▶ Data about app and page elements
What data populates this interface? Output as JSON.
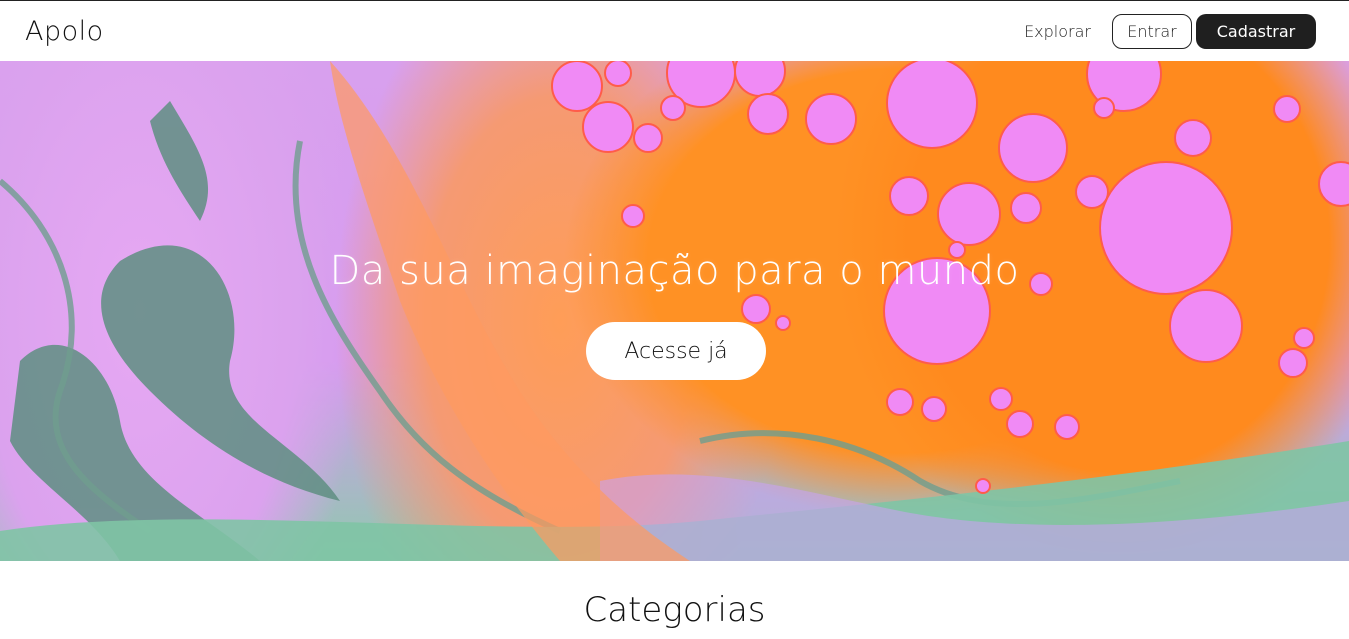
{
  "header": {
    "brand": "Apolo",
    "nav": {
      "explore_label": "Explorar",
      "login_label": "Entrar",
      "signup_label": "Cadastrar"
    }
  },
  "hero": {
    "title": "Da sua imaginação para o mundo",
    "cta_label": "Acesse já",
    "colors": {
      "orange": "#ff8a1e",
      "pink_bubble": "#f08af5",
      "lilac": "#d9a2ef",
      "teal": "#5f9f8a"
    }
  },
  "sections": {
    "categories_title": "Categorias"
  }
}
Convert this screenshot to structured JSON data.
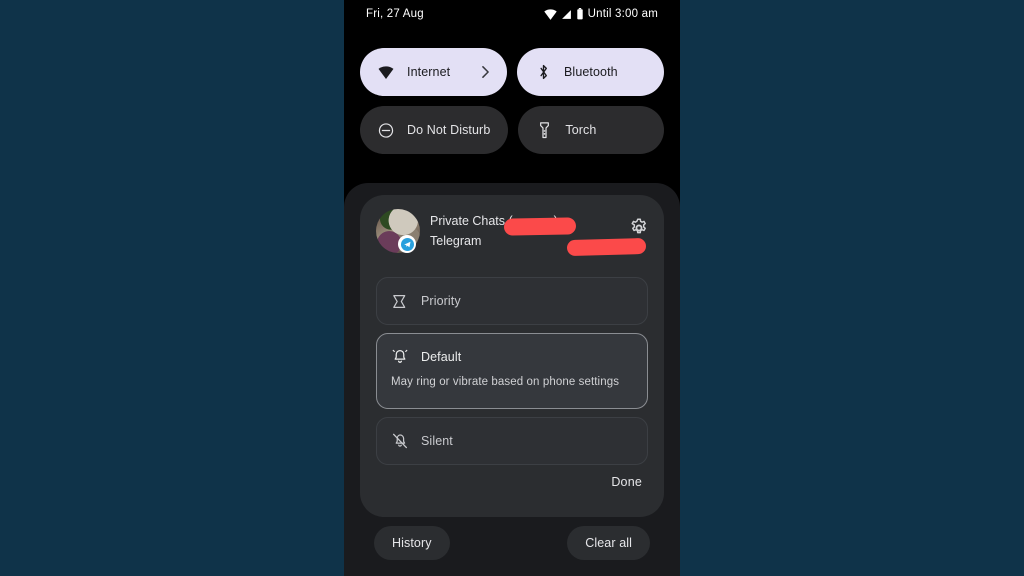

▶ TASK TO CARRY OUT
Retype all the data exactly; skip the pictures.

▶ RESPONSE TO THIS TASK
What data populates this interface? Output as JSON.
{
  "header": {
    "brand": "Apolo",
    "nav": {
      "explore_label": "Explorar",
      "login_label": "Entrar",
      "signup_label": "Cadastrar"
    }
  },
  "hero": {
    "title": "Da sua imaginação para o mundo",
    "cta_label": "Acesse já",
    "colors": {
      "orange": "#ff8a1e",
      "pink_bubble": "#f08af5",
      "lilac": "#d9a2ef",
      "teal": "#5f9f8a"
    }
  },
  "sections": {
    "categories_title": "Categorias"
  }
}
Convert this screenshot to structured JSON data.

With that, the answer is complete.